In a fall of relentless deadly natural disasters, even the seeming paradise of California's wine country didn't escape. More than 200,000 acres and 8,400 structures burned in Sonoma, Napa, and Mendocino; 42 people died and thousands more were displaced, according to the San Francisco Chronicle. And locals were especially alarmed when they learned that Gundlach Bundschu was in harm's way.
"Gundlach Bundschu is one of the trademark wineries of California," says Chris Sawyer, a Sonoma sommelier, journalist, and restaurateur. "It's going to turn 160 years old next year and remains the oldest family-owned winery in California, now in its sixth generation. So there was a lot of heartfelt concern about them across the nation."

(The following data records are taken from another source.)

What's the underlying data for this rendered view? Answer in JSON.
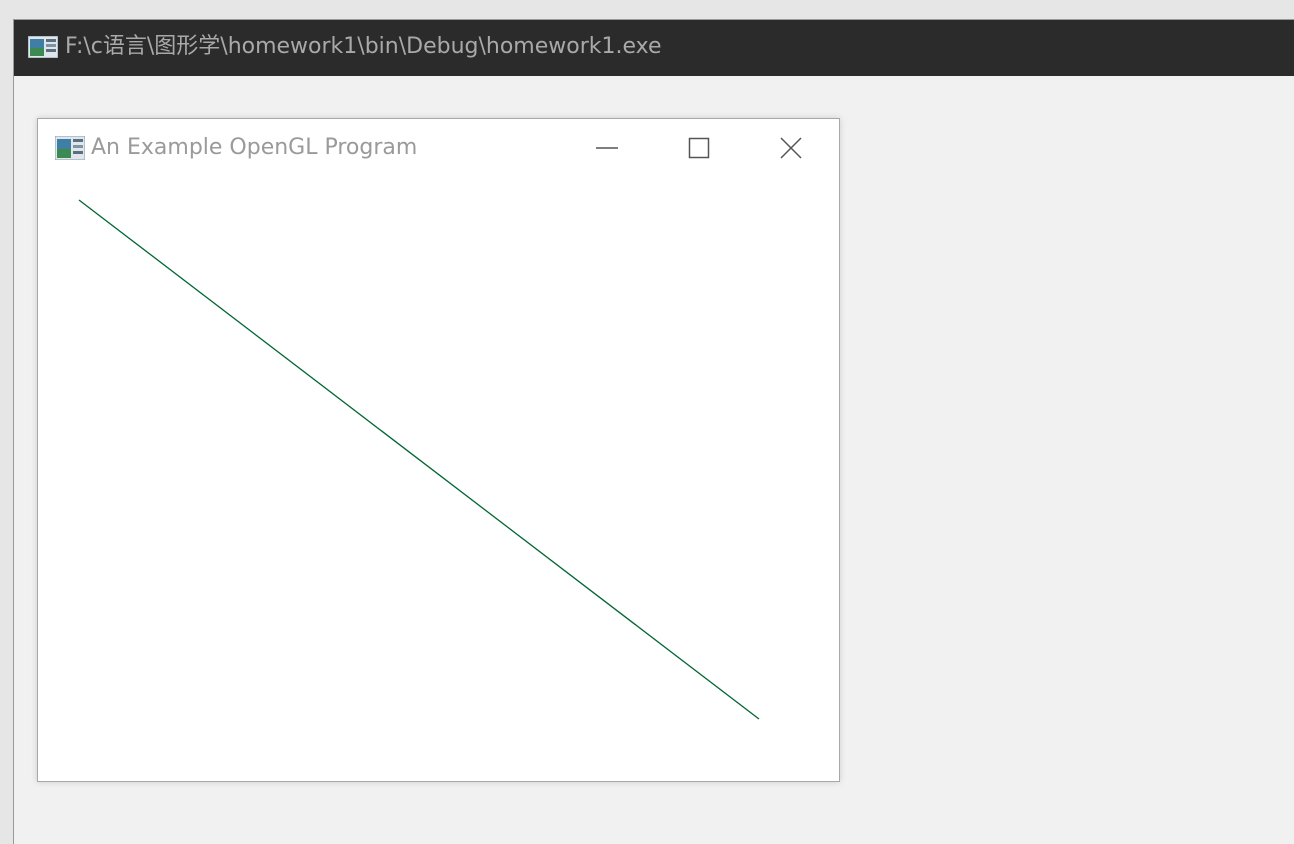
{
  "console_window": {
    "title": "F:\\c语言\\图形学\\homework1\\bin\\Debug\\homework1.exe",
    "icon": "console-app-icon"
  },
  "gl_window": {
    "title": "An Example OpenGL Program",
    "icon": "app-icon",
    "controls": {
      "minimize": "minimize-icon",
      "maximize": "maximize-icon",
      "close": "close-icon"
    },
    "line_color": "#006633"
  }
}
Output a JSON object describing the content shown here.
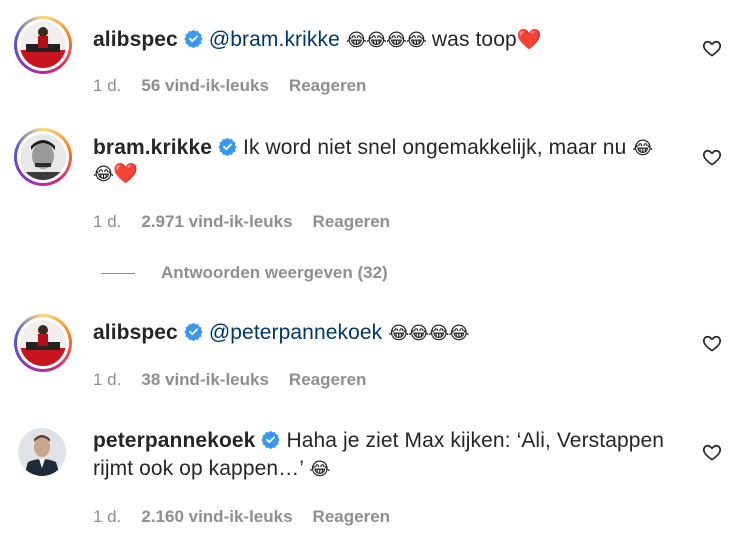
{
  "comments": [
    {
      "username": "alibspec",
      "mention": "@bram.krikke",
      "emoji_text": "😂😂😂😂",
      "text_after": " was toop",
      "heart": "❤️",
      "age": "1 d.",
      "likes": "56 vind-ik-leuks",
      "reply": "Reageren",
      "avatar_icon": "profile-photo-red-car"
    },
    {
      "username": "bram.krikke",
      "text_line1": "Ik word niet snel ongemakkelijk, maar nu ",
      "emoji_end1": "😂",
      "emoji_line2": "😂",
      "heart": "❤️",
      "age": "1 d.",
      "likes": "2.971 vind-ik-leuks",
      "reply": "Reageren",
      "avatar_icon": "profile-photo-bw-portrait"
    },
    {
      "username": "alibspec",
      "mention": "@peterpannekoek",
      "emoji_text": "😂😂😂😂",
      "age": "1 d.",
      "likes": "38 vind-ik-leuks",
      "reply": "Reageren",
      "avatar_icon": "profile-photo-red-car"
    },
    {
      "username": "peterpannekoek",
      "text_line1": "Haha je ziet Max kijken: ‘Ali, Verstappen",
      "text_line2": "rijmt ook op kappen…’ ",
      "emoji_line2": "😂",
      "age": "1 d.",
      "likes": "2.160 vind-ik-leuks",
      "reply": "Reageren",
      "avatar_icon": "profile-photo-man-suit"
    }
  ],
  "view_replies": "Antwoorden weergeven (32)",
  "colors": {
    "mention": "#00376b",
    "verified": "#3897f0",
    "meta": "#8e8e8e",
    "text": "#262626"
  }
}
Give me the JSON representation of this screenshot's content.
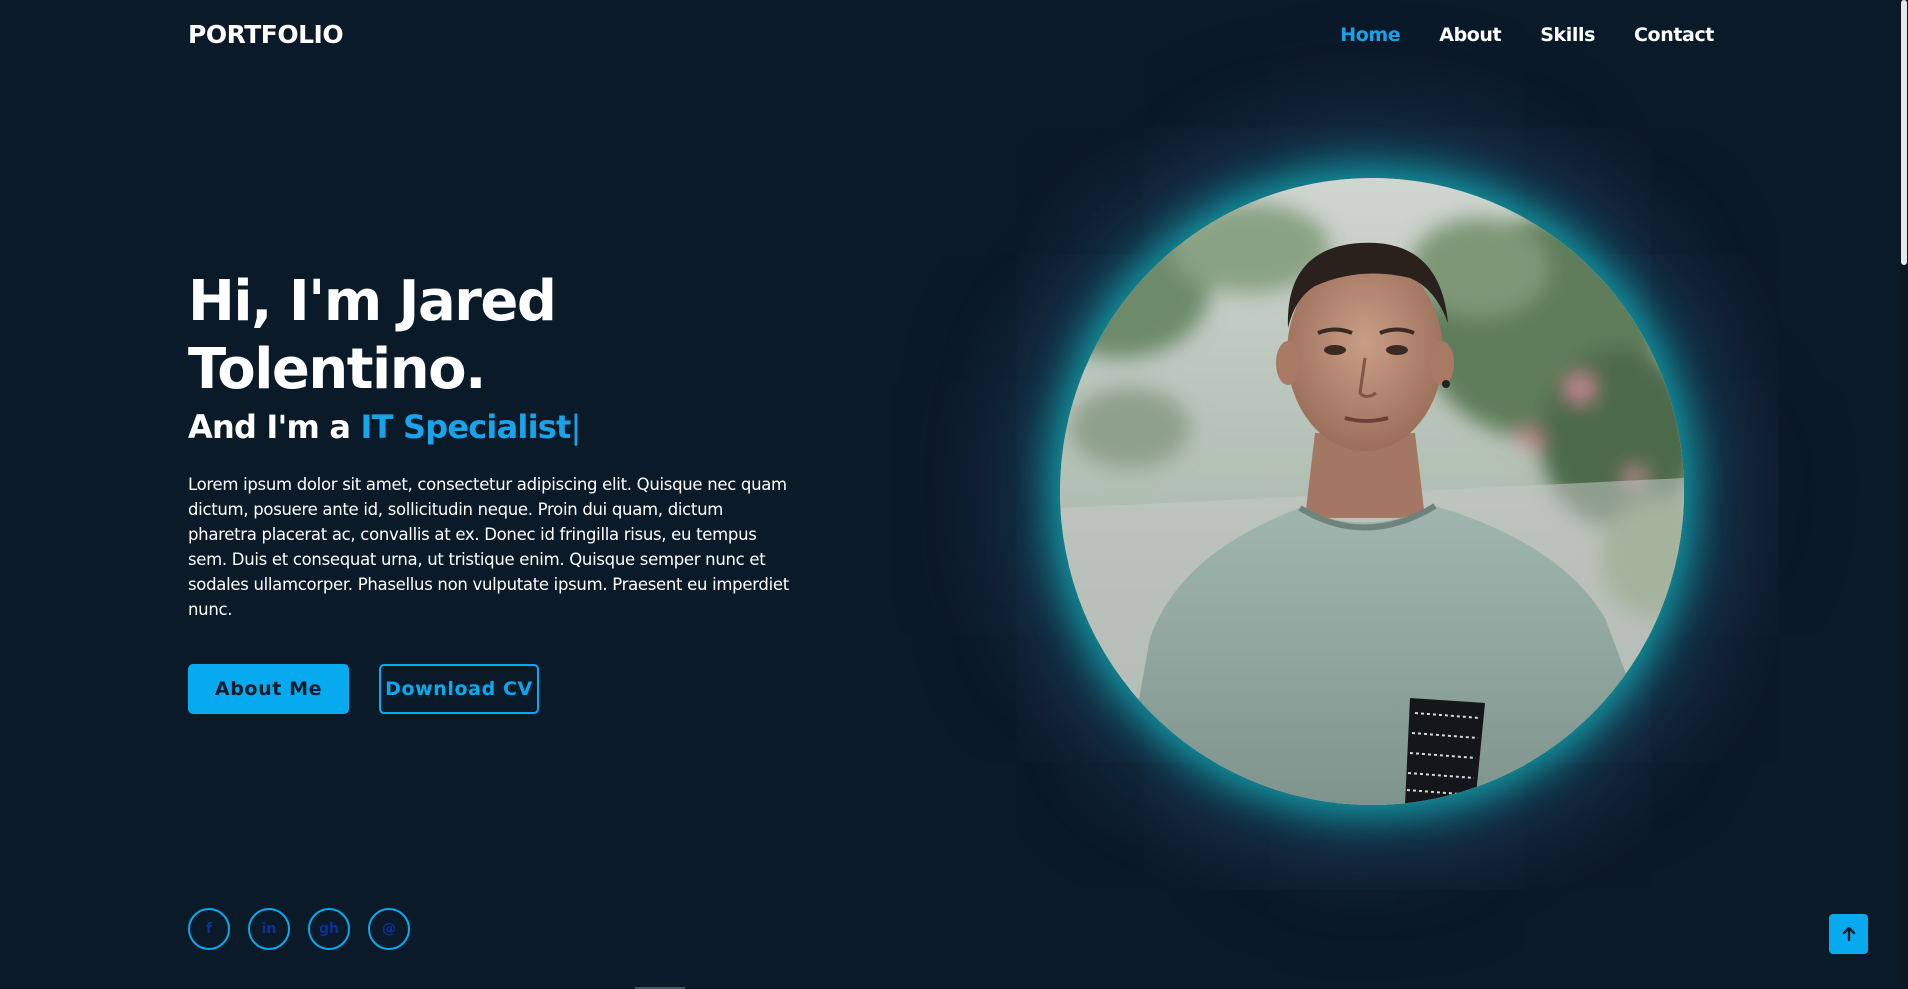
{
  "header": {
    "logo": "PORTFOLIO",
    "nav": [
      {
        "label": "Home",
        "active": true
      },
      {
        "label": "About",
        "active": false
      },
      {
        "label": "Skills",
        "active": false
      },
      {
        "label": "Contact",
        "active": false
      }
    ]
  },
  "hero": {
    "title": "Hi, I'm Jared Tolentino.",
    "subtitle_prefix": "And I'm a ",
    "subtitle_role": "IT Specialist",
    "subtitle_cursor": "|",
    "description": "Lorem ipsum dolor sit amet, consectetur adipiscing elit. Quisque nec quam dictum, posuere ante id, sollicitudin neque. Proin dui quam, dictum pharetra placerat ac, convallis at ex. Donec id fringilla risus, eu tempus sem. Duis et consequat urna, ut tristique enim. Quisque semper nunc et sodales ullamcorper. Phasellus non vulputate ipsum. Praesent eu imperdiet nunc.",
    "buttons": {
      "primary": "About Me",
      "secondary": "Download CV"
    }
  },
  "social": [
    {
      "icon": "facebook-icon",
      "glyph": "f"
    },
    {
      "icon": "linkedin-icon",
      "glyph": "in"
    },
    {
      "icon": "github-icon",
      "glyph": "gh"
    },
    {
      "icon": "email-icon",
      "glyph": "@"
    }
  ],
  "colors": {
    "background": "#0a1a29",
    "accent": "#07a9ef",
    "accent_text": "#19a3e8",
    "glow": "#14dcdc"
  },
  "icons": {
    "back_to_top": "arrow-up-icon"
  }
}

Jim and Nancy Bundschu escaped with just the clothes on their backs while their vine-fringed century-old home burned to the ground. But no one was hurt, and the winery itself was thankfully untouched.
Not all were so lucky. So in the spirit of revival, it means more right now than ever to celebrate the heart of America's wine industry and consider drinking some California bottles at this year's Thanksgiving table. Fortunately, few things go better with turkey and fixings than a Sonoma Coast pinot noir like the 2014 vintage currently available from Gundlach Bundschu. It pairs the up-front fruit notes of ripe dark berries with plums and cherry, but also a depth of minerals and spice framed by silky tannins. At around $30 a bottle and slightly hard to track down in the Philadelphia region (WineWorks in Marlton has a good supply), this is admittedly a special holiday splurge. For more affordable drinking that's still in keeping with the Sonoma theme, and perhaps more widely accessible, Sawyer suggests the ancient vine zinfandel from Cline Cellars, which was undamaged by the fires but sat precariously in view of the smoldering blaze.

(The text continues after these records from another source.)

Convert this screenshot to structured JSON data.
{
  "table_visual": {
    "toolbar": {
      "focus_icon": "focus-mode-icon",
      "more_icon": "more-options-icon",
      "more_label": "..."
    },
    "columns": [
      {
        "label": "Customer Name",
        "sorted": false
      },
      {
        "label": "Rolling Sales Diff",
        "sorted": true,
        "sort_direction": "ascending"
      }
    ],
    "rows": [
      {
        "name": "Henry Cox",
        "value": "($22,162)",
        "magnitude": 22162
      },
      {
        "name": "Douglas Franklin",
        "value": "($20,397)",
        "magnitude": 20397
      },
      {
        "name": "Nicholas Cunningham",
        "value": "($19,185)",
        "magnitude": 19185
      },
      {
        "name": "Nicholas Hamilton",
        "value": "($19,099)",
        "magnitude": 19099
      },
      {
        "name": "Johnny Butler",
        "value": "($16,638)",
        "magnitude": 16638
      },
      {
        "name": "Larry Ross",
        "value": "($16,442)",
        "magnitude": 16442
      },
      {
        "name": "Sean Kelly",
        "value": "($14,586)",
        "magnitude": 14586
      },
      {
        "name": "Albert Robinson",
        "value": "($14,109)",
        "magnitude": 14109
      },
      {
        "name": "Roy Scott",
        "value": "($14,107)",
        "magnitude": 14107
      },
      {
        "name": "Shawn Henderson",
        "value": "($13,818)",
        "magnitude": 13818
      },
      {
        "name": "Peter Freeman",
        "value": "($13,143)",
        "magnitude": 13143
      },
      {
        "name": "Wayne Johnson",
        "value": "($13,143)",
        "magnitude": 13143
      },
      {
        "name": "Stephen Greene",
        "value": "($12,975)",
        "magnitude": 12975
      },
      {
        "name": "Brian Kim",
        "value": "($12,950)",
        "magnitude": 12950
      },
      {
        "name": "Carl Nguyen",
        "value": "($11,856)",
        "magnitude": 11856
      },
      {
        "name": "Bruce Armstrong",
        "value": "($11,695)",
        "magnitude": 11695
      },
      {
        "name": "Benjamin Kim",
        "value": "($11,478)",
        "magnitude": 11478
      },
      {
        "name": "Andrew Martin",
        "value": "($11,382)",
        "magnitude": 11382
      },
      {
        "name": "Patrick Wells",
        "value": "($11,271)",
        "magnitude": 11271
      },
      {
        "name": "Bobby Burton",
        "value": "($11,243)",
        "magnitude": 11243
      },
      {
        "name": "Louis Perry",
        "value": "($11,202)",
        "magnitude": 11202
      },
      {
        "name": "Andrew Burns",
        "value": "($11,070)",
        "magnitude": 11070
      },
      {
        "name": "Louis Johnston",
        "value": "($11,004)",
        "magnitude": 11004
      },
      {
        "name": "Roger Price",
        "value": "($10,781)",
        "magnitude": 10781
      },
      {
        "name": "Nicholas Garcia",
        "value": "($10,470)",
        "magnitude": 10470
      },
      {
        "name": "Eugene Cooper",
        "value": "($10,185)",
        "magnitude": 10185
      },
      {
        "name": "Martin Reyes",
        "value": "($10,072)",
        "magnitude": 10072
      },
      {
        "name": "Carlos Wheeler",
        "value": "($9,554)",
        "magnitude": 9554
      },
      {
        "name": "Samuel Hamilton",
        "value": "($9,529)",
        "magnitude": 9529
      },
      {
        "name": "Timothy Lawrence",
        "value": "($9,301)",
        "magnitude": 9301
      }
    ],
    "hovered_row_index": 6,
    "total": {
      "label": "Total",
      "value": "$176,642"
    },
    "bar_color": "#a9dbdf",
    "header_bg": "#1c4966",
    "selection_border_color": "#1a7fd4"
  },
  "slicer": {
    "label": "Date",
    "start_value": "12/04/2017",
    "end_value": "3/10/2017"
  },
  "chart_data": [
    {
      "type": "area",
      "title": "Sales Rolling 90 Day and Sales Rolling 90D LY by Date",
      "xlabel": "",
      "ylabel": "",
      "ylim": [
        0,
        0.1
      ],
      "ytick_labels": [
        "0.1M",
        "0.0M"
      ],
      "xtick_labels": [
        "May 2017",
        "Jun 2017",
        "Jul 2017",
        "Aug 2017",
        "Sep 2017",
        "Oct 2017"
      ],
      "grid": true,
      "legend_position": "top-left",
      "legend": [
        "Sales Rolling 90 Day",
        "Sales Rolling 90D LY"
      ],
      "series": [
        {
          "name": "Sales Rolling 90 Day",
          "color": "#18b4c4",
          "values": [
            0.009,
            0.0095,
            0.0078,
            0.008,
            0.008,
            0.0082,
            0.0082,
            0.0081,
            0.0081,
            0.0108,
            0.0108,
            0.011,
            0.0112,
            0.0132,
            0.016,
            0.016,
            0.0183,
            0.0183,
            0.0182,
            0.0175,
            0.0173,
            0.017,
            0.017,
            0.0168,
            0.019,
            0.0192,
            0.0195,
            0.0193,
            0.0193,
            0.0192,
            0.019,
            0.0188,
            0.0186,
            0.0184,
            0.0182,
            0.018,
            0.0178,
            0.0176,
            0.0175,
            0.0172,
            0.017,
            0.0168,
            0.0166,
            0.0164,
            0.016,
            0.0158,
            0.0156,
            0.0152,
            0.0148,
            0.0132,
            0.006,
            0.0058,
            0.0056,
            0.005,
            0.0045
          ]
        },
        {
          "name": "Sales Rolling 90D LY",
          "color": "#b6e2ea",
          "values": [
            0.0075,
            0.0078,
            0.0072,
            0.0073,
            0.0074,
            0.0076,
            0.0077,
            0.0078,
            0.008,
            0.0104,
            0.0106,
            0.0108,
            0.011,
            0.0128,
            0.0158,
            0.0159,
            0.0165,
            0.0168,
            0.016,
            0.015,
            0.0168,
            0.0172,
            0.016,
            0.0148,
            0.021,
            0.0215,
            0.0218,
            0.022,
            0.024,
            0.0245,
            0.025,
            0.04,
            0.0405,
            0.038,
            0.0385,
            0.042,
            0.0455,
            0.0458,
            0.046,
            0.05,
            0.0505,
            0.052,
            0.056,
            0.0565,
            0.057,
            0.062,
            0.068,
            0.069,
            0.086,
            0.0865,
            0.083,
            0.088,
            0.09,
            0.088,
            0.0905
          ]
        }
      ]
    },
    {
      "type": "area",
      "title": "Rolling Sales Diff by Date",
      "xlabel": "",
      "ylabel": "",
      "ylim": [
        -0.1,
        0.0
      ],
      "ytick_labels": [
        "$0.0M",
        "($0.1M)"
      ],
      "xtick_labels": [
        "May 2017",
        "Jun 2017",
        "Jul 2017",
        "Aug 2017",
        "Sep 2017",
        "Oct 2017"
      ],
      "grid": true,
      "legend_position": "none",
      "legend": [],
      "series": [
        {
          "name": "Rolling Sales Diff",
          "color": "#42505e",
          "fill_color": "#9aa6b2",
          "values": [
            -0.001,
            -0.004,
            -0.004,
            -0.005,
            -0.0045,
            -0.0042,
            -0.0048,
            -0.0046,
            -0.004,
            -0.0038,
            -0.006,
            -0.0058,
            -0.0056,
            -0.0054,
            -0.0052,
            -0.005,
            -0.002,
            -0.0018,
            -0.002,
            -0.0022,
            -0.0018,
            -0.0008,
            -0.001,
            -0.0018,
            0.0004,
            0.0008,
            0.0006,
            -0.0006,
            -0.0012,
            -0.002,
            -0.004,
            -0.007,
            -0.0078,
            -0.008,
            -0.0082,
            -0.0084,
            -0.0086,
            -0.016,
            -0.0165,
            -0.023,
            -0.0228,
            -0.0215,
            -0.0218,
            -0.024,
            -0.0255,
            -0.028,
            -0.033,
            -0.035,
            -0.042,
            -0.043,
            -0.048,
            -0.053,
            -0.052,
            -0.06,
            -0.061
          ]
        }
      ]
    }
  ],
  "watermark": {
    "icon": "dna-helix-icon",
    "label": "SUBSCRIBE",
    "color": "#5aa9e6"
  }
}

"This is a zin in balance with nice fruit and spice," Sawyer says. "It has finesse and goes with everything on the table, because, let's be honest, Thanksgiving is about so much more than the turkey."
This year, that glass of Sonoma wine can be lifted with extra thanks.
– Craig LaBan